Jamaica Coalition welcomes deferred PANCAP decision

The Jamaica Coalition for a Healthy Society has welcomed news that CARICOM governments have deferred approving a report by the Pan-Caribbean Partnership against HIV and AIDS (PANCAP) that critics say is designed to encourage a negative reorder of the Caribbean society.

The coalition was among a group of 140 organisations that had written to the CARICOM secretary general about PANCAP's document, calling for transparency and expressing opposition to some of the recommendations.

The groups said they were opposed to the repealing of any law which protected the structure of the family and marriage between one man and one woman.

In a statement Sunday, St Kitts-Nevis Prime Minister Dr Denzil Douglas said based on deliberations, regional governments were not yet in a position to advance the document in the form that it was presented.

Head of the Jamaica Coalition for a Healthy Society, Dr Wayne West, said he was now looking forward to a more transparent regional debate on the matter before any decision is taken.

Douglas has said many people may have taken the declaration out of context and that issues such as same-sex marriage have never come up in the discussions with regional leaders.

He said the document must not to be interpreted as support for gay rights and same-sex marriage going into the future but as recommendations for securing the health of citizens of the region.

48-hour deadline to collect bodies -police

The police are reminding the public that they must collect the bodies of their relatives from government-contracted funeral homes within 48 hours of death.

The police usually call contracted funeral parlours in cases of sudden deaths at home.

The police say whether or not a post-mortem has been conducted, relatives must collect the bodies of their loved ones within the specified 48-hour period.
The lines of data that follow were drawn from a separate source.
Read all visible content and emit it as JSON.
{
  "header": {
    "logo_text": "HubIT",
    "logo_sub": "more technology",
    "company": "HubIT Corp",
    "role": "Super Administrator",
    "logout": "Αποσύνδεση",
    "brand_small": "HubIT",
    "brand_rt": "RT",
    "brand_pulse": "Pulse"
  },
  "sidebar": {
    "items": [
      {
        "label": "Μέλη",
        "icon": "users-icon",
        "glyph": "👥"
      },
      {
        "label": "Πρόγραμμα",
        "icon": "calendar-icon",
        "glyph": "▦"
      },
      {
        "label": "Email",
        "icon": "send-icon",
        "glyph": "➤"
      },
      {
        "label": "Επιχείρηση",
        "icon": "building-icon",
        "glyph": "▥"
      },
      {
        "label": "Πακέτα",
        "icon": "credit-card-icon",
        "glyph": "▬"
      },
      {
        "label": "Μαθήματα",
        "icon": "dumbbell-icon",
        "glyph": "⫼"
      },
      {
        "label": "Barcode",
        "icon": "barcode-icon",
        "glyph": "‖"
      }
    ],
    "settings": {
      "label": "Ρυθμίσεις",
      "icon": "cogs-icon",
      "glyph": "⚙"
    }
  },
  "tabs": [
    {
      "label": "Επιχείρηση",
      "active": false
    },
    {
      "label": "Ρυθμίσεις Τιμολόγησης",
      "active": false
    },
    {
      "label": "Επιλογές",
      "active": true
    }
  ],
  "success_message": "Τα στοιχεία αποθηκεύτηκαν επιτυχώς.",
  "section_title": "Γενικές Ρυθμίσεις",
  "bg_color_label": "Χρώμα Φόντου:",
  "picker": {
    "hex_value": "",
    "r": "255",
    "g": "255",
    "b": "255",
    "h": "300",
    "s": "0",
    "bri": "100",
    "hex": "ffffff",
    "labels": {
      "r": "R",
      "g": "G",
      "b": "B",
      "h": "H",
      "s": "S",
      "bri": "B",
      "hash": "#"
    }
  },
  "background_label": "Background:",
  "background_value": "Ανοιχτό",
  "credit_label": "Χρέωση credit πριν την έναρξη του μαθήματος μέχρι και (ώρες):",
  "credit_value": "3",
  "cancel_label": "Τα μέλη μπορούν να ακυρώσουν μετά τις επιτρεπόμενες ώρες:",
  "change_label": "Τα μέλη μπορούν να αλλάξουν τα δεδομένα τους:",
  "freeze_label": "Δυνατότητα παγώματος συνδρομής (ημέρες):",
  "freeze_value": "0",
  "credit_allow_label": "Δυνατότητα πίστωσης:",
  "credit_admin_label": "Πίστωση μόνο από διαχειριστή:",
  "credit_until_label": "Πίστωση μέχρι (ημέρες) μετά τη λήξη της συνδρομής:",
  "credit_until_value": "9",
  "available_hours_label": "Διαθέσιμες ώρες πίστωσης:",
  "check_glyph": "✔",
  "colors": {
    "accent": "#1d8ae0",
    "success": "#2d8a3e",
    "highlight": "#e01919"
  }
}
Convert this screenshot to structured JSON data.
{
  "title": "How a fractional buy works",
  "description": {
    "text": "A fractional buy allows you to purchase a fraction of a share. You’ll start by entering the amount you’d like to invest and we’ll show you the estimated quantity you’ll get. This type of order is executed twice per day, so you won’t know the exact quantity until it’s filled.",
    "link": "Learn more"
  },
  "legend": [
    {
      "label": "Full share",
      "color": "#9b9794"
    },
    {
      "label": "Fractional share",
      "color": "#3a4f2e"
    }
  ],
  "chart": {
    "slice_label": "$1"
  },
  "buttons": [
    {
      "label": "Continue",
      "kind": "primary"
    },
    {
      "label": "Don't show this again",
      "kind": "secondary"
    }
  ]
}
The Jamaica Constabulary Force says failure to do this will result in the funeral homes charging their full commercial rate for storage. It says neither the ministry of national security nor the police force will have liability for storage charges after 48 hours.

Team sent to assess fire-ravaged farmlands

The agriculture ministry says a team is conducting damage assessments in southern St Elizabeth, where a massive weekend fire burnt about 600 acres of farmland.

Like most of the island, sections of St Elizabeth, which is known as the Breadbasket Parish, have been grappling with drought conditions. The massive blaze in the community of Malvern damaged farms and supplies and threatened neighbourhoods.

Permanent secretary in the agriculture ministry, Donovan Stanberry, said the team from the Rural Agricultural Development Authority was dispatched yesterday morning and was expected to submit a report later in the day.

He said the ministry would announce, in two weeks, measures to help farmers cope with the drought conditions.

The Black River Fire Station said reports from a large cattle farmer in the area suggest that someone lit the fire, which spread quickly because of the dry conditions.